President Trump hasn’t merely demanded personal, identifying information (PII) on all voters in all 50 states.
His Presidential Advisory Commission on Election Integrity also asked that it be sent to a non-secure website, making the data vulnerable to identity theft and financial fraud, according to the Electronic Privacy Information Center (EPIC).
On Wednesday, EPIC filed an emergency restraining order to block the commission from trying to get voter data, calling the data demand a violation of the Constitutional right to privacy.
As of Wednesday, 44 states and the District of Columbia had refused to hand over all the requested information.
Mississippi Secretary of State Delbert Hosemann suggested an alternative action for the commission:
They can go jump in the Gulf of Mexico and Mississippi is a great state to launch from.
On Sunday, Trump tweeted a suggestion that the recalcitrant states and DC are trying to hide something:
Numerous states are refusing to give information to the very distinguished VOTER FRAUD PANEL. What are they trying to hide?
— Donald J. Trump (@realDonaldTrump) July 1, 2017
On June 28, the commission had sent a letter (PDF) to states seeking voter PII in order to “analyze vulnerabilities and issues related to voter registration and voting”.
What data are the states “trying to hide”? … or, rather, what data are some states eager to hand over, others are flat-out refusing to hand over, and some states are cherrypicking according to a disinclination to share sensitive information such as taxpayer IDs or other PII?
According to the letter sent to states, the commission is after:
…full first and last names of all registrants, middle names or initials if available, addresses, dates of birth, political party (if recorded in your state), last four digits of social security number if available, voter history (elections voted in) from 2006 onward, active/inactive status, cancelled status, information regarding any felony convictions, information regarding voter registration in another state, information regarding military status, and overseas citizen information.
In May, Trump signed an executive order to create the commission. One of its mandates is to create a report on voter fraud:
The Commission shall … submit a report to the President that identifies … (c) those vulnerabilities in voting systems and practices used for Federal elections that could lead to improper voter registrations and improper voting, including fraudulent voter registrations and fraudulent voting.
Since the 2016 election, Trump has been claiming massive voter fraud and providing zero evidence.
In addition to winning the Electoral College in a landslide, I won the popular vote if you deduct the millions of people who voted illegally
— Donald J. Trump (@realDonaldTrump) November 27, 2016
The commission has requested publicly available voter roll data, in accordance with the laws of each state. EPIC said in its lawsuit that the request for information such as financial data and, in particular, the home addresses of military members and their families – along with its plans to make the information “publicly available” – is “without precedent and crazy”.

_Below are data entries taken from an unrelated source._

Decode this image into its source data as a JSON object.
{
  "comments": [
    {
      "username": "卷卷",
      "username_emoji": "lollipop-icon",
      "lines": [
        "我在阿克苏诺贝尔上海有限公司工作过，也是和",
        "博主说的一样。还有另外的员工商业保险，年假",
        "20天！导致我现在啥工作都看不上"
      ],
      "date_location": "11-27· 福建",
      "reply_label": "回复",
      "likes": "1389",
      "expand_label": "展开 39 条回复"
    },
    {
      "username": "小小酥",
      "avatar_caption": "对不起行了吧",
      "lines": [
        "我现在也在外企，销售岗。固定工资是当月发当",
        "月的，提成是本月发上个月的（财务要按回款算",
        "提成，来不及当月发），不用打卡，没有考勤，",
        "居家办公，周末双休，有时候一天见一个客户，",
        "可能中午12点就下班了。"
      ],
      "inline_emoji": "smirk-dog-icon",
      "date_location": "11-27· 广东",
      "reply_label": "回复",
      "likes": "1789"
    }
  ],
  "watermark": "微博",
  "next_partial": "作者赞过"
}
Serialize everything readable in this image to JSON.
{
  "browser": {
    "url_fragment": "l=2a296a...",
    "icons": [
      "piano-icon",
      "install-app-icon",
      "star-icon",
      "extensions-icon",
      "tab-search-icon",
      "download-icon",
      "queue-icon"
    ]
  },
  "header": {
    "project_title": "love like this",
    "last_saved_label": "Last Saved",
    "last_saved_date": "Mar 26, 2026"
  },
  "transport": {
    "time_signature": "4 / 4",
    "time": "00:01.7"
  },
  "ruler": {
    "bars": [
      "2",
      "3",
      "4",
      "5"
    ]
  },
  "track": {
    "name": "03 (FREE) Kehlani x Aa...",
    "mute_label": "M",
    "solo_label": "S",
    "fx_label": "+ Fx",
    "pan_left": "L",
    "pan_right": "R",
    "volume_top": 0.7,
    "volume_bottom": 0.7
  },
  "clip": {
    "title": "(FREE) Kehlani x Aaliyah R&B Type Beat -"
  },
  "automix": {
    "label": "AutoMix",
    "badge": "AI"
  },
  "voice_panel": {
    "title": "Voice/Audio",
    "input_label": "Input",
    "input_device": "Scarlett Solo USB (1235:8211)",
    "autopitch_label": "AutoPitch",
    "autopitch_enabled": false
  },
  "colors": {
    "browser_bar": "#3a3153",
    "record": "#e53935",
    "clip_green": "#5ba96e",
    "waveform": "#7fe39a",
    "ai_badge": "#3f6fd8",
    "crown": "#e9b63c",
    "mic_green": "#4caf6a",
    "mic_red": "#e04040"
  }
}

From the commission’s letter:
Please be aware that any documents that are submitted to the full Commission will also be made available to the public.
In its emergency restraining order, EPIC also cites the commission’s failure to undertake a required Privacy Impact Assessment prior to sending requests to state election officials, saying that the omission underscores an “urgent need for relief”. (This isn’t the first time that the government has skipped over a required Privacy Impact Assessment: in March, lawmakers raked the FBI over the coals for failing to do a privacy assessment on the facial recognition technology behind its enormous database of tens of millions of face images.)
The commission’s letter directs states to submit the information by July 14 to ElectionIntegrityStaff@ovp.eop.gov or by what it says is a secure FTP site for transferring large data files, Safe Access File Exchange (“SAFE”), at https://safe.amrdec.army.mil/safe/Welcome.aspx.
Besides the Gulf of Mexico, there are many other bodies of water adjacent to, or within, US states that the commission might consider jumping into, as implied by many states’ responses. CNN has compiled those responses here.